Another ALDS has come and gone, and for the second consecutive year, the Boston Red Sox have been eliminated from postseason competition. The Sox were defeated by the Houston Astros in four games, with the Red Sox only delaying the inevitable by getting the win in game three on Sunday.
So what went wrong for the Red Sox? For one, Boston’s starting rotation could not keep the Astros batters from getting on base and subsequently scoring. In game one, the normally lights-out Chris Sale gave up seven runs in five innings, including three home runs. Two of those three homers came in the first inning as well, off the bats of Jose Altuve and Alex Bregman. Altuve would add a second homer off Sale in the fifth, and a third off Austin Maddox in the seventh. In game two, breakout pitcher Drew Pomeranz put on a performance more likened to his dreadful time in Colorado than his 2017 campaign, giving up four runs in only two innings of work. If the Red Sox had a chance against the Astros, they needed Sale and Pomeranz to be lights-out, but the opposite was true. Even in Boston’s only win in game three, Doug Fister only lasted 1.1 innings, allowing three runs in the process. Sale was sent to the mound in relief of Rick Porcello in game four, and pitched much better than his outing in game one, but it wasn’t enough to pull away with the win, as Bregman homered in the eighth to tie the game at 3, and Carlos Beltran hit an RBI double in the ninth inning off Craig Kimbrel. The run made the score 5-3, and even an inside-the-park home run by Rafael Devers in the bottom of the ninth wasn’t enough to win the game.
The Red Sox also had no answer for the Astros’ stellar pitching.

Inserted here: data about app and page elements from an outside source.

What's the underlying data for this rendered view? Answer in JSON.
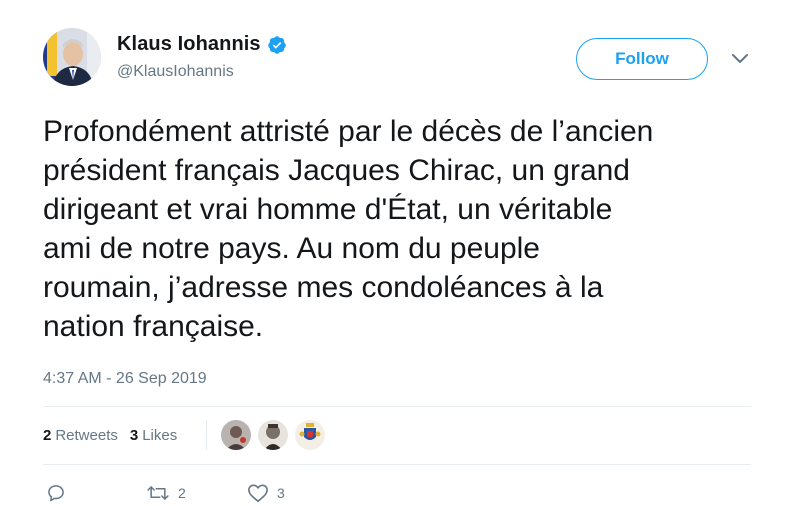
{
  "author": {
    "display_name": "Klaus Iohannis",
    "handle": "@KlausIohannis",
    "verified": true
  },
  "follow_label": "Follow",
  "tweet": {
    "text": "Profondément attristé par le décès de l’ancien\nprésident français Jacques Chirac, un grand\ndirigeant et vrai homme d'État, un véritable\nami de notre pays. Au nom du peuple\nroumain, j’adresse mes condoléances à la\nnation française.",
    "timestamp": "4:37 AM - 26 Sep 2019"
  },
  "stats": {
    "retweets_count": "2",
    "retweets_label": "Retweets",
    "likes_count": "3",
    "likes_label": "Likes"
  },
  "actions": {
    "reply_count": "",
    "retweet_count": "2",
    "like_count": "3"
  },
  "icons": [
    "verified-badge-icon",
    "chevron-down-icon",
    "reply-icon",
    "retweet-icon",
    "heart-icon"
  ],
  "colors": {
    "accent": "#1da1f2",
    "text": "#14171a",
    "muted": "#657786",
    "divider": "#e6ecf0"
  }
}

In the first two games, Astros starters Justin Verlander and Dallas Keuchel were unhittable, as the Red Sox only managed to score two runs in each game. In game three, the Red Sox did get on the score sheet, using the momentum of a game at Fenway Park to explode for 10 runs, including a six-run inning in the seventh. Verlander was brought in to game four in relief, and was once again unhittable.
Not only were the Astros pitchers stellar, but Boston’s hitters were also struggling. Shortstop Xander Bogaerts, who was one of the stalwarts in the Red Sox lineup during the regular season, was held to only one hit in 17 at bats. Leadoff hitter and captain Dustin Pedroia also had a rough postseason, batting .125 with only two total bases. The only bright spot in the Red Sox order came from rookie Devers, who batted .364, and designated hitter Hanley Ramirez, who batted an impressive 8-14.
Despite the Red Sox being eliminated much earlier than they had hoped, they should be able to go into the offseason optimistic about the season. The 2017 season saw the emergence of a rookie star in Devers, the dominance of Sale on the mound, and some breakout performances by some unlikely players, like Pomeranz and first baseman Mitch Moreland.
If you would like to receive an email each time a new Boston Red Sox article is published, fill out our email notification form.